◆ Exercise brief: Go through the material below, find each line with the word "common", and copy those lines.

◆ Dataset records:
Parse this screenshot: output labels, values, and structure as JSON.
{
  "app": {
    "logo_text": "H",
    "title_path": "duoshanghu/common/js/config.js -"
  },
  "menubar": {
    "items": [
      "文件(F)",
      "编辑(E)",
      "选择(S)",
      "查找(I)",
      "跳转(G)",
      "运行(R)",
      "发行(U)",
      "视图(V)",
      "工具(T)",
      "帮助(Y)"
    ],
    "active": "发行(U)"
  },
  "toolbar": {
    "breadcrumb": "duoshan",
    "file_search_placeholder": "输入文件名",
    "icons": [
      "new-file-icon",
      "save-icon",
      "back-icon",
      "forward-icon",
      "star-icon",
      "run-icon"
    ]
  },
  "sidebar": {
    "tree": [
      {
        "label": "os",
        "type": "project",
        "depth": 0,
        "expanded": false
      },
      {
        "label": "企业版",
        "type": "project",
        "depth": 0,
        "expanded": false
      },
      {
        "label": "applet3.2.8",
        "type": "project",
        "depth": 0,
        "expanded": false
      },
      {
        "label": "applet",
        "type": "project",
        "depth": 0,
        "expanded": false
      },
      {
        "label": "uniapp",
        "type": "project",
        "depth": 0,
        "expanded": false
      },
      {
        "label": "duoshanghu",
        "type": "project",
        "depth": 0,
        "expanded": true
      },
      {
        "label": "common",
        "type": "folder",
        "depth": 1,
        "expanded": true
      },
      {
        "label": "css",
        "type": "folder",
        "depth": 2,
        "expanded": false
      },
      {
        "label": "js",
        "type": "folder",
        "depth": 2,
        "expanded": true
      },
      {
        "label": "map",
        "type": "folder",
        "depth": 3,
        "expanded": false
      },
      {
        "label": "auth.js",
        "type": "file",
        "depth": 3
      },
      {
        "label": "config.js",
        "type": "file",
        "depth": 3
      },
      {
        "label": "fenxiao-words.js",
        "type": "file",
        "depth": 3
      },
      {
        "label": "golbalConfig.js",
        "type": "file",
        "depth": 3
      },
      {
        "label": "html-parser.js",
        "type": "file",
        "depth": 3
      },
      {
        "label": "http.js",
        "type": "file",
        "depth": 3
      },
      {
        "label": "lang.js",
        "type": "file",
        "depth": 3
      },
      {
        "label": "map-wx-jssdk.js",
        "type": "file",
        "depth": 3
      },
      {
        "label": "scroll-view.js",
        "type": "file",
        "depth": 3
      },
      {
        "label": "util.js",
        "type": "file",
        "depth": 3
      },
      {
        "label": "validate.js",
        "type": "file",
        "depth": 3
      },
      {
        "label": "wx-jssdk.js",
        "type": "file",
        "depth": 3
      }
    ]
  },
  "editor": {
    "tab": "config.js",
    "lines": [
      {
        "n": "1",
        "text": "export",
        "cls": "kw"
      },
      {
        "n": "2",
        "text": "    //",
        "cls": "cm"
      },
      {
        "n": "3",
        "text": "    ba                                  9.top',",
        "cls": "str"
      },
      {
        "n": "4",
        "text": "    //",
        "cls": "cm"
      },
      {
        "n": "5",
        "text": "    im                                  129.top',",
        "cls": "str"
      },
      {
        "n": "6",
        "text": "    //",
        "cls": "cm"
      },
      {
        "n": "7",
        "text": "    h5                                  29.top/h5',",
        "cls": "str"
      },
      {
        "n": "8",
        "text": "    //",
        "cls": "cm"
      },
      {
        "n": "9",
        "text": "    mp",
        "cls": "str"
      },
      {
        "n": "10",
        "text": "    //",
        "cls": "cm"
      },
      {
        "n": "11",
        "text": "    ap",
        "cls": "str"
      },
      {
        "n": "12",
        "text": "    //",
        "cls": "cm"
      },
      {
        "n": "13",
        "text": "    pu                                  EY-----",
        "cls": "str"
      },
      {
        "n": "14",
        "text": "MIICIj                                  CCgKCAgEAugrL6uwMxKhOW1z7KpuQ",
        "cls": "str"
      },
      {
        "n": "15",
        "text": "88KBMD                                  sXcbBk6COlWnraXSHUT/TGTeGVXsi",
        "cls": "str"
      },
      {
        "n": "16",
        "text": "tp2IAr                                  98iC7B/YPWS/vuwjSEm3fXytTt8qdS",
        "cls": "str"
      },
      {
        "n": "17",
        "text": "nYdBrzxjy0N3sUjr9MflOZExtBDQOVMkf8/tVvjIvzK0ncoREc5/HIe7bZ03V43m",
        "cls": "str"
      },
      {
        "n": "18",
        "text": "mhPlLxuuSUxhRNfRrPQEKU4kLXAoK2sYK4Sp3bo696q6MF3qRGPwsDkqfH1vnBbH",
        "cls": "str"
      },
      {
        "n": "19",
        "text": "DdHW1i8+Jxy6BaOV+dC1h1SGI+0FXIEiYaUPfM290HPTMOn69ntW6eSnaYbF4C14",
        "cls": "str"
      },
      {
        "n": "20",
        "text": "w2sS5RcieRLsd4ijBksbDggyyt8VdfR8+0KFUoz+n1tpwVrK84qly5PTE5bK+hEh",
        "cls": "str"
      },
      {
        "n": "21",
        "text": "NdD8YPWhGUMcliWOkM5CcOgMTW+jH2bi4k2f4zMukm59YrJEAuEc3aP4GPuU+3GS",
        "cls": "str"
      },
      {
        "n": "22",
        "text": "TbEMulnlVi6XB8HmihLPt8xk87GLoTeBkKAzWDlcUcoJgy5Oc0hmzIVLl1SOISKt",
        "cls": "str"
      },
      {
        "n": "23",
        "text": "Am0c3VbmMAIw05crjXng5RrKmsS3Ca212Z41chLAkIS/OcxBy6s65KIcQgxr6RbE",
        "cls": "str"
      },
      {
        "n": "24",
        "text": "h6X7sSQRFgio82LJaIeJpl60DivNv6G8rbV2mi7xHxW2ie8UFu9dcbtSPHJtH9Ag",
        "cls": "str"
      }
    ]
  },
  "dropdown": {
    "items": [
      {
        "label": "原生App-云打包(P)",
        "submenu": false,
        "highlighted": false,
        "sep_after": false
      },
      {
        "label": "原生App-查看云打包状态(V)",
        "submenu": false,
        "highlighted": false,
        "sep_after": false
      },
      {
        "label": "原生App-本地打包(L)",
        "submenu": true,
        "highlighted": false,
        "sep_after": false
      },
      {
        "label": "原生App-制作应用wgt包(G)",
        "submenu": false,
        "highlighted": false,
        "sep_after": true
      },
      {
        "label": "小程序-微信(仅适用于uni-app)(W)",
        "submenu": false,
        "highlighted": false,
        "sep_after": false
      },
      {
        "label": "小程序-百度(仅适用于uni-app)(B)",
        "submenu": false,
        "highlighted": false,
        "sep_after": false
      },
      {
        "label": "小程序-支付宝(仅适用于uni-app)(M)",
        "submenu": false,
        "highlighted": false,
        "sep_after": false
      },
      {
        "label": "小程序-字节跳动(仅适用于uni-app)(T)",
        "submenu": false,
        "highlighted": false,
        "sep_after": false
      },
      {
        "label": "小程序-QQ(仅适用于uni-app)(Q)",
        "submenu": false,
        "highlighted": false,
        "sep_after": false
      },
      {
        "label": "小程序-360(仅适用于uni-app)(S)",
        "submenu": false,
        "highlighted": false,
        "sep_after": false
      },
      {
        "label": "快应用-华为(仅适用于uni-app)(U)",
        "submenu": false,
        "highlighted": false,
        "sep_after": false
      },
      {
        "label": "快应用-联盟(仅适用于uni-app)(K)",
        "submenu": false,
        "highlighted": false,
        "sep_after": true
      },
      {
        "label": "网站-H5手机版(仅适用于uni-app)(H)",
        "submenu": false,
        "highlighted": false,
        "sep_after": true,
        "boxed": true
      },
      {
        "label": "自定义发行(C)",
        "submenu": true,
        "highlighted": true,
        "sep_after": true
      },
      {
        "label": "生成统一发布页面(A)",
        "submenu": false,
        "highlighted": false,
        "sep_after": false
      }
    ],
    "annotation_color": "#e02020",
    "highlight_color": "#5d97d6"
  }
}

◆ Response below:
    "title_path": "duoshanghu/common/js/config.js -"
        "label": "common",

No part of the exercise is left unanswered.